This time Widodo’s campaign team has been visiting construction sites, factory accommodation and other places where Indonesians congregate in Malaysia in order to raise awareness of a key achievement: reforms to the migrant worker law, which were passed in 2017.
Beyond increasing social protections for migrant workers, the reforms eliminated the role of recruitment agencies and intermediaries, a key source of exploitation, and increased state oversight of migration.
However, according to Anis Hidayah, executive director of the Indonesian NGO Migrant Care, the law has not yet been fully implemented, meaning most migrant workers are not yet seeing the benefits.
“The Indonesian government had two years to prepare the implementation of that law,” said Hidayah.
“We’re still waiting on regulations on migrant workers’ protection, regulations on monitoring, one-stop services and seafarers.”
Further complicating things for Widodo is that the law, and his administration, has been unable to help an Indonesian domestic worker convicted of murder for killing her abusive employer.

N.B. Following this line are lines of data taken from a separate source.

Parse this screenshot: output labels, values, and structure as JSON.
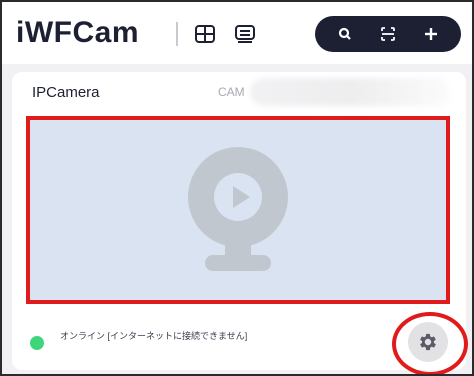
{
  "header": {
    "app_title": "iWFCam",
    "icons": {
      "grid_view": "grid-view-icon",
      "list_view": "list-view-icon",
      "search": "search-icon",
      "scan": "scan-icon",
      "add": "add-icon"
    }
  },
  "device_card": {
    "name": "IPCamera",
    "id_prefix": "CAM",
    "status_text": "オンライン [インターネットに接続できません]",
    "status_color": "#3fd67b",
    "settings_icon": "gear-icon"
  },
  "colors": {
    "accent_dark": "#1d1f33",
    "highlight_red": "#e01b1b",
    "preview_bg": "#d9e3f1"
  }
}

Saudi Arabia executed Tuti Tursilawati last October without notifying her family or the Indonesian government.
The move has been condemned by both candidates.
Tursilawati’s episode was not unusual. According to Migrant Care, more than 74 Indonesians remain on death row abroad, including in Saudi Arabia.
Often, particularly in the Middle East, they lack access to adequate legal representation, leaving concerns about the fairness of their trials.
“We urge the Indonesian government to mobilise political and diplomatic resources to seek the release of hundreds of migrant workers who are threatened with capital punishment throughout the world,” said Hidayah.
Despite these concerns and other challenges, Indonesians continue to go abroad in search of better opportunities.
Figo Kurniawan moved to Malaysia in 2006 for that reason. He is undecided on who he will be voting for. For him, and millions of Indonesians – home and abroad – the key concern will be the economy and jobs.
“As long as the Indonesian government does not provide employment for all its citizens with a decent salary, citizens will continue to become migrant workers,” said Figo.